testified that a shell casing found at the scene could have only come from a gun registered to Williams. But what wasn’t known was that the incriminating “evidence” was questionable, and the testimony provided by the witnesses was suspect at best. And Williams, who was drugged and beaten by law enforcement during the days of his trial, was assigned unfit legal counsel. Williams has always maintained that he is innocent of these crimes.

Williams’ fingerprints were not found at either crime scene. However, incriminating fingerprints belonging to others were found at both scenes but have not been investigated by police.
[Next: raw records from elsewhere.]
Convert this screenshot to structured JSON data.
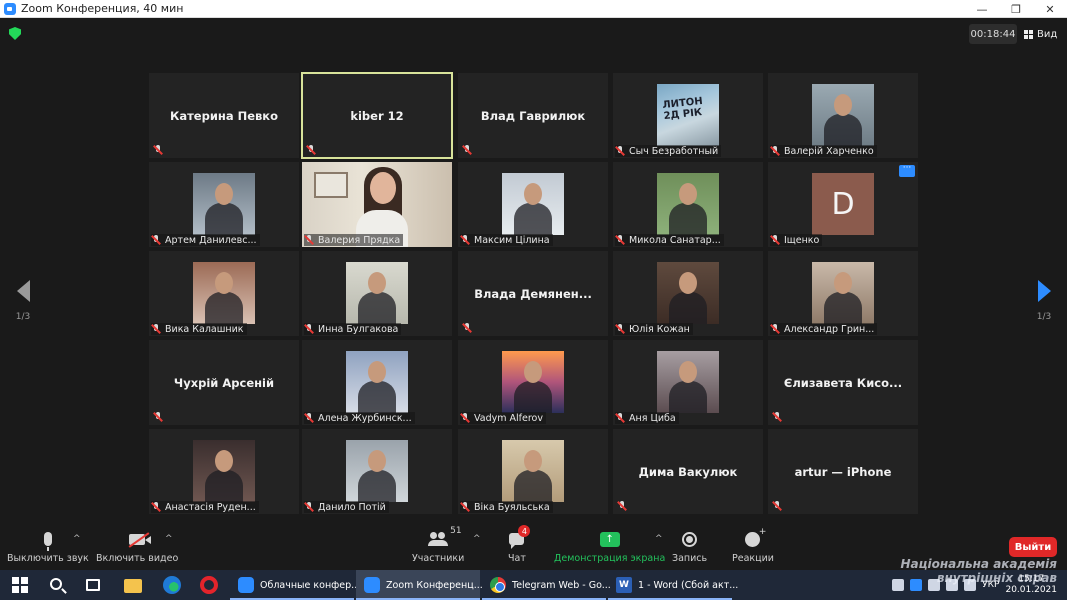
{
  "window": {
    "title": "Zoom Конференция, 40 мин",
    "controls": [
      "—",
      "❐",
      "✕"
    ]
  },
  "meeting": {
    "timer": "00:18:44",
    "view_label": "Вид",
    "page_left": "1/3",
    "page_right": "1/3"
  },
  "tiles": [
    {
      "name": "Катерина Певко",
      "label": "",
      "type": "name"
    },
    {
      "name": "kiber 12",
      "label": "",
      "type": "name",
      "active": true
    },
    {
      "name": "Влад Гаврилюк",
      "label": "",
      "type": "name"
    },
    {
      "name": "",
      "label": "Сыч Безработный",
      "type": "photo",
      "photo": "sign"
    },
    {
      "name": "",
      "label": "Валерій Харченко",
      "type": "photo",
      "photo": "bg1"
    },
    {
      "name": "",
      "label": "Артем Данилевс...",
      "type": "photo",
      "photo": "bg14"
    },
    {
      "name": "",
      "label": "Валерия Прядка",
      "type": "video"
    },
    {
      "name": "",
      "label": "Максим Цілина",
      "type": "photo",
      "photo": "bg3"
    },
    {
      "name": "",
      "label": "Микола Санатар...",
      "type": "photo",
      "photo": "bg4"
    },
    {
      "name": "",
      "label": "Іщенко",
      "type": "avatar",
      "letter": "D"
    },
    {
      "name": "",
      "label": "Вика Калашник",
      "type": "photo",
      "photo": "bg11"
    },
    {
      "name": "",
      "label": "Инна Булгакова",
      "type": "photo",
      "photo": "bg5"
    },
    {
      "name": "Влада  Демянен...",
      "label": "",
      "type": "name"
    },
    {
      "name": "",
      "label": "Юлія Кожан",
      "type": "photo",
      "photo": "bg6"
    },
    {
      "name": "",
      "label": "Александр Грин...",
      "type": "photo",
      "photo": "bg7"
    },
    {
      "name": "Чухрій Арсеній",
      "label": "",
      "type": "name"
    },
    {
      "name": "",
      "label": "Алена Журбинск...",
      "type": "photo",
      "photo": "bg9"
    },
    {
      "name": "",
      "label": "Vadym Alferov",
      "type": "photo",
      "photo": "bg10"
    },
    {
      "name": "",
      "label": "Аня Циба",
      "type": "photo",
      "photo": "bg8"
    },
    {
      "name": "Єлизавета  Кисо...",
      "label": "",
      "type": "name"
    },
    {
      "name": "",
      "label": "Анастасія Руден...",
      "type": "photo",
      "photo": "bg12"
    },
    {
      "name": "",
      "label": "Данило Потій",
      "type": "photo",
      "photo": "bg13"
    },
    {
      "name": "",
      "label": "Віка Буяльська",
      "type": "photo",
      "photo": "bg2"
    },
    {
      "name": "Дима Вакулюк",
      "label": "",
      "type": "name"
    },
    {
      "name": "artur — iPhone",
      "label": "",
      "type": "name"
    }
  ],
  "toolbar": {
    "mute_label": "Выключить звук",
    "video_label": "Включить видео",
    "participants_label": "Участники",
    "participants_count": "51",
    "chat_label": "Чат",
    "chat_badge": "4",
    "share_label": "Демонстрация экрана",
    "record_label": "Запись",
    "reactions_label": "Реакции",
    "leave_label": "Выйти"
  },
  "taskbar": {
    "tasks": [
      {
        "label": "Облачные конфер..."
      },
      {
        "label": "Zoom Конференц..."
      },
      {
        "label": "Telegram Web - Go..."
      },
      {
        "label": "1 - Word (Сбой акт..."
      }
    ],
    "lang": "УКР",
    "time": "15:17",
    "date": "20.01.2021"
  },
  "watermark": {
    "line1": "Національна академія",
    "line2": "внутрішніх справ"
  },
  "colors": {
    "accent": "#2d8cff",
    "share_green": "#23c15c",
    "leave_red": "#e02828",
    "active_tile_outline": "#d8e39a"
  }
}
A boot print not matching Williams’ was found at one of the bloody crime scenes. It was imprinted with a dark substance resembling blood but was dismissed as evidence by police who claimed that this untested substance could have been syrup!

Every person who testified against Williams was facing felony charges and each of these witnesses, according to the 9th Circuit Court of Appeals, had incentive to lie.

A prison guard gave one witness who was behind bars the file detailing both murder scenes. This witness later testified that Williams confessed and described both of these crime scenes. The witness described to Williams’ jury minute details that seemingly could
have only come from Williams. This witness, who was also facing murder charges and a sentence of death, was then given a lighter sentence.

The shotgun shell found at one scene was traced to Williams’ gun, but the gun was later found by police under the bed of a husband and wife crime team. This couple was facing felony fraud charges and was under investigation for murder. After testifying against
Williams their murder investigation was dropped and they served no prison time for the fraud charges.

When Williams arrived on death row in 1981 he was an angry, poorly educated gang leader. But after over six years in solitary confinement, he went through a remarkable personal transformation. Williams renounced his gang affiliation and has devoted his life to saving children from the paths they are set on by the lethal environments in which they’re raised.

On Nov. 8, a clemency petition will be filed by Williams’ defense team to California Gov. Arnold Schwarzenegger. If the governor agrees to grant Williams a hearing it will be held sometime around Dec. 2. So far in his gubernatorial career, Schwarzenegger has denied both clemency cases that have come before him.

It is up to activists to get into the streets and win for Williams the same victory won for San Quentin death-row inmate Kevin Cooper, who was granted a last-minute stay of execution by the 9th Circuit Court of Appeals in 2003.

For those in the Bay Area, join the Bay Area Anti-Death Penalty Coalition. Activists can download the “Tookie” fact sheet at http://www.tookie.com/tookie_fact_sheet_10.18.05.pdf. People can also donate money to the movement through the website.

Stop the execution of Stanley Tookie Williams and join us in ending the death penalty!